How to complete this task: The word to look for is "hours". Report every line of the entries below that has it.
******************************
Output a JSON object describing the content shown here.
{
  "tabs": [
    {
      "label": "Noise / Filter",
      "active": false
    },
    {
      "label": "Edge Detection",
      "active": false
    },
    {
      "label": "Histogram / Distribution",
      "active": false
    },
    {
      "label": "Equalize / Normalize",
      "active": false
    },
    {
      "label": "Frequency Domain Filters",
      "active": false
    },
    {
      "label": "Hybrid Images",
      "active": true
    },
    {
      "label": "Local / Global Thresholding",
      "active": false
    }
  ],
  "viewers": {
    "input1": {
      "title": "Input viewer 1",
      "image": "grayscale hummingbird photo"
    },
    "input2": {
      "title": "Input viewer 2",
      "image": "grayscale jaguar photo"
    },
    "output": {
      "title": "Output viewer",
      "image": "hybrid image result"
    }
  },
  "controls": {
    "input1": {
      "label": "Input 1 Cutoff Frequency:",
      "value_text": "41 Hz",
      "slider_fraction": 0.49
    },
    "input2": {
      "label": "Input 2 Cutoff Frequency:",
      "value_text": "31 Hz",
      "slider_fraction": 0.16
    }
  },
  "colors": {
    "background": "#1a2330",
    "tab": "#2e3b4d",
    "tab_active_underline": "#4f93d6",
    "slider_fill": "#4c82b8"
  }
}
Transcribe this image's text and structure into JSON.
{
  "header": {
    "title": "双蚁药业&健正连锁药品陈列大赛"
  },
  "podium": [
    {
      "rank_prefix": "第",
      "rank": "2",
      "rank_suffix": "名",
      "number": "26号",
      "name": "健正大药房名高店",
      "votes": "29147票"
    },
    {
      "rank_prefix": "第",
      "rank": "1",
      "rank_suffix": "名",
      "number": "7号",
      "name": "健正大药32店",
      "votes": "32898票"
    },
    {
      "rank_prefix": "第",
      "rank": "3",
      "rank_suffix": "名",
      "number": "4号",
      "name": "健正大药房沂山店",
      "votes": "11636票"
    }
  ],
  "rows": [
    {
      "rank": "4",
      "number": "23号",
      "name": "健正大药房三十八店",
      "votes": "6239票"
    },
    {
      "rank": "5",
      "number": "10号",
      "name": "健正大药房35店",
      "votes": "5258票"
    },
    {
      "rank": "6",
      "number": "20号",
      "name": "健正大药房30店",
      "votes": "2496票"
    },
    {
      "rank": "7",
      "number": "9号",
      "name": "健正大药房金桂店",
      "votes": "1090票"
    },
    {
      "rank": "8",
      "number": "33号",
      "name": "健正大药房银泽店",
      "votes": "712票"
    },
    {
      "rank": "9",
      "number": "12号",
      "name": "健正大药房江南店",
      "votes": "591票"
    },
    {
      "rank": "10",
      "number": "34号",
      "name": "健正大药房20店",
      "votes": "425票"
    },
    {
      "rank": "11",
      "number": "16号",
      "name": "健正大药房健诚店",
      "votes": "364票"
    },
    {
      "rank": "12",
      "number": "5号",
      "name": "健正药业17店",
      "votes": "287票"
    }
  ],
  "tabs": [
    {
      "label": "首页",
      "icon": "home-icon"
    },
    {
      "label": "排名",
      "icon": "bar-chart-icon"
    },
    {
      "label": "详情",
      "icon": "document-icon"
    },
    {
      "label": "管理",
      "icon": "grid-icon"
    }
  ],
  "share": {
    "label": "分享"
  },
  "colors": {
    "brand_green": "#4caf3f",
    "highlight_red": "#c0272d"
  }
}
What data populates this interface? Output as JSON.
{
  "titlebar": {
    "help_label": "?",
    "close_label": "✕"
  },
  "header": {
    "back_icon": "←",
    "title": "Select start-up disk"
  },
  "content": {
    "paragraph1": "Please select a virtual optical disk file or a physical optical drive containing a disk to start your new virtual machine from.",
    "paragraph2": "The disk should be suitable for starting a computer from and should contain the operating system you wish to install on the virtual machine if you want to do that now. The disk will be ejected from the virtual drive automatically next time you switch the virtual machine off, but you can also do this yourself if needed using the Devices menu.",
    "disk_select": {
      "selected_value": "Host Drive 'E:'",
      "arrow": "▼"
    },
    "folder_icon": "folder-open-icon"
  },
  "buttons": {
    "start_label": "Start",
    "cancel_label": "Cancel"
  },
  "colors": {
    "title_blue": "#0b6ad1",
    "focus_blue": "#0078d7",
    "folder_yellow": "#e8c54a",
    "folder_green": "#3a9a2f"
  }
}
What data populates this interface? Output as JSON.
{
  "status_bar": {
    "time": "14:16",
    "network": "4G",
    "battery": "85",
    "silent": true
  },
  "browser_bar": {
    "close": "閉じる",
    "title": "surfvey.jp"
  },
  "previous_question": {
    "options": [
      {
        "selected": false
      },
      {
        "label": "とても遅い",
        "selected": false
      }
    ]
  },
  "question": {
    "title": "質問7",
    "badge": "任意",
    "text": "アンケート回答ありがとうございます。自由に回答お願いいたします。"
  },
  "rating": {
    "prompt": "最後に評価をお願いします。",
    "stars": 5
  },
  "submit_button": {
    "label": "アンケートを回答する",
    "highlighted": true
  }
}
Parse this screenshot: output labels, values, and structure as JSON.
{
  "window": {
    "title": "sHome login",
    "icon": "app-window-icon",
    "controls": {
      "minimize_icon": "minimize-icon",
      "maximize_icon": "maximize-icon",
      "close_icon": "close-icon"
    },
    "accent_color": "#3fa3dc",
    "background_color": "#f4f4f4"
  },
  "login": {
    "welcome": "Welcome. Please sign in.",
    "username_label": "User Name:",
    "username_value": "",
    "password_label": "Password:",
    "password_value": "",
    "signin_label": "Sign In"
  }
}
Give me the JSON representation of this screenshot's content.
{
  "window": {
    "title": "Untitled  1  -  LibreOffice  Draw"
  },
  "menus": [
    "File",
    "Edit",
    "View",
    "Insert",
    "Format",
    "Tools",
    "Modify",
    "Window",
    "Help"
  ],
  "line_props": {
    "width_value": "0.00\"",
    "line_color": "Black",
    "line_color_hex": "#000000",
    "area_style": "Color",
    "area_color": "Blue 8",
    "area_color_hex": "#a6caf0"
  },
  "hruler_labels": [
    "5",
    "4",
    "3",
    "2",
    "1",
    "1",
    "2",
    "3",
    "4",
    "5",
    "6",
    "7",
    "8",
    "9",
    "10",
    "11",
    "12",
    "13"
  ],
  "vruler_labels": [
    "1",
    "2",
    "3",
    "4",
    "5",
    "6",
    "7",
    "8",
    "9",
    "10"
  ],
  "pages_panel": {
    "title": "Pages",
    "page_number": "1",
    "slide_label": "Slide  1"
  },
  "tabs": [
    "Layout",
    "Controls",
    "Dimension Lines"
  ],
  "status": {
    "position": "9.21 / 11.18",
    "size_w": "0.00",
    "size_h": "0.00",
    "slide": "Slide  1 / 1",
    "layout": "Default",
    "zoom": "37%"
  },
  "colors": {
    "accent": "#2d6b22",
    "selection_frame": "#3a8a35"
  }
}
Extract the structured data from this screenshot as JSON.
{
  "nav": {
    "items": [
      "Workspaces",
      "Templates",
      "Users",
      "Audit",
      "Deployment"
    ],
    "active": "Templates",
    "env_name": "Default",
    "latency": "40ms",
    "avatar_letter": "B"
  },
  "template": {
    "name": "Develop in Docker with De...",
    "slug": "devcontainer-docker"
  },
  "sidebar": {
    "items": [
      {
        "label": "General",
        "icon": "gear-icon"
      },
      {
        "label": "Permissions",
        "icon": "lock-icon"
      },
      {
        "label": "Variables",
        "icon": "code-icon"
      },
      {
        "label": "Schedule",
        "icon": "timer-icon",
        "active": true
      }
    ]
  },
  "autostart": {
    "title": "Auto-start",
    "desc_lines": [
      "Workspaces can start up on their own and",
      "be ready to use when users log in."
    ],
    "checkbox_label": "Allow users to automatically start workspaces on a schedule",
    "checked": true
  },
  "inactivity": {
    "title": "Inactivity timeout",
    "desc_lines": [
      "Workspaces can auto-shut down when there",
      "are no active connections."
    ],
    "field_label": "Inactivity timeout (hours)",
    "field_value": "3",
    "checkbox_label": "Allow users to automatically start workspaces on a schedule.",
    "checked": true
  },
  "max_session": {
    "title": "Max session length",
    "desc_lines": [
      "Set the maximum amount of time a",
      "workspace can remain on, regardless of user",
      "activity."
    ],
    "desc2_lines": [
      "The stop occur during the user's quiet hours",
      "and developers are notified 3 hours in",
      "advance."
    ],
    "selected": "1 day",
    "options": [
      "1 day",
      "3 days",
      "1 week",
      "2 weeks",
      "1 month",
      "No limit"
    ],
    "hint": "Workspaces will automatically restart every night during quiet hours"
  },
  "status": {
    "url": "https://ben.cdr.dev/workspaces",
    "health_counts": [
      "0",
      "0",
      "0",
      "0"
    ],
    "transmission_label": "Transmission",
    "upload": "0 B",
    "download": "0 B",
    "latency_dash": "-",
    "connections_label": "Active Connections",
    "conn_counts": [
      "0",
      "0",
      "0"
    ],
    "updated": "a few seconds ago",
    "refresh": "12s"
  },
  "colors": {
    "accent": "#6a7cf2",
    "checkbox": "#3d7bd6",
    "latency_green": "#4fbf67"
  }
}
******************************
Response to the exercise:
    "field_label": "Inactivity timeout (hours)",
      "The stop occur during the user's quiet hours",
      "and developers are notified 3 hours in",
    "hint": "Workspaces will automatically restart every night during quiet hours"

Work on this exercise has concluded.